The game itself is much more robust like situs judi online terbaik than its predecessor in that it keeps a track record of your performance across the entire game and compares it with that of your friends. You have a Superscore which is an indication of your overall performance and a Wizard Score that combines the superscores of your friends. The idea here is to form a team to try to beat other groups of pinball wizards. Additionally you can compete against your friends to own the high score for individual tables. You can play in tournaments, hot seat multi-player and split-screen, local multi-player when you have a friend over. The game is constantly giving you feeds with information about how you are doing and how you stack up against your friends. This gives the already addictive pinball formula another layer of competitiveness that keeps you playing.

Each table has its own rule sheet with special modes, missions and goals. The tables are customizable as well, allowing for adjustments of both settings and physical elements on the table such as bumpers and targets. One really cool feature is that you can import all of your Pinball FX tables into Pinball FX 2, playing them with the updated physics engine, graphical overhaul and new achievements. This is also where the Marketplace can be a little decieving.

If you look at the Marketplace screen for Pinball FX 2 and you already own Pinball FX, it will tell you that the download for the full version of Pinball FX 2 is free. This is not entirely true. You can download the upgraded Pinball FX engine and import your old tables, but to play the four new tables you’ll still have to shell out the 800 Microsoft Points. The price is fine and this results in a free update for Pinball FX owners, it’s just a little unclear in how its presented on the Marketplace and some gamers who think they are getting a deal for having purchased the original game may be disappointed. It’s best to know this upfront.

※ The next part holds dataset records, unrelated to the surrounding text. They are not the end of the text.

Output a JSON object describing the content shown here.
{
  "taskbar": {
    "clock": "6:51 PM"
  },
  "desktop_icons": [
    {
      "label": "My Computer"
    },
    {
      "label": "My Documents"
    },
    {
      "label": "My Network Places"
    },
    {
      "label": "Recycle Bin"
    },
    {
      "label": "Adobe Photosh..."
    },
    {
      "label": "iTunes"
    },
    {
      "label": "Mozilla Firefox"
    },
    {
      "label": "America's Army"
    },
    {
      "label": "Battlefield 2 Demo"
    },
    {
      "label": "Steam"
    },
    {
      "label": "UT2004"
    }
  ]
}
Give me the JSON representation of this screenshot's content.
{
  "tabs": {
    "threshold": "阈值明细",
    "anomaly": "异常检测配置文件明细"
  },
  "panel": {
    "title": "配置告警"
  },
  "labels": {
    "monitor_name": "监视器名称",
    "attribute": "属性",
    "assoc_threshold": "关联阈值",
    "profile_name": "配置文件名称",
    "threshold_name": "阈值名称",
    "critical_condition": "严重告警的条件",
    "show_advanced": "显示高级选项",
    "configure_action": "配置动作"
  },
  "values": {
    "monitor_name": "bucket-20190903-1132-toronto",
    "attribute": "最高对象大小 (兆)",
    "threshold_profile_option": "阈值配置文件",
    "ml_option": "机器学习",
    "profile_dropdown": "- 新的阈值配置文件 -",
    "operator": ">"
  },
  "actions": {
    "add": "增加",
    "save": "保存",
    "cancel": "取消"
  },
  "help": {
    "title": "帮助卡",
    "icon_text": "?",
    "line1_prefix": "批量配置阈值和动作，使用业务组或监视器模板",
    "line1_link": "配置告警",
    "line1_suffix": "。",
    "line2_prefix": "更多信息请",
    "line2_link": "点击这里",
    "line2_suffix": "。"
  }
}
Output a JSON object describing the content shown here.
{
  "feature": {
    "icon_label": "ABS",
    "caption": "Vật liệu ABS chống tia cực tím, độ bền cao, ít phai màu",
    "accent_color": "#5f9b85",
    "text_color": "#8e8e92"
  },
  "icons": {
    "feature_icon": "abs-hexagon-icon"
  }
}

As of right now there are also a bunch of other tables you can grab for 200 points each and Zen Studios plans to release more down the road. At the game’s main menu you can easily see and select from all your tables. The tables themselves are beautifully rendered and have perfectly recreated sound effects. They really make you feel like you are back in one of the old arcades.

If you are a pinball aficionado who longs for the days when pinball tables were a thing that actually existed, you should take a look at Pinball FX 2.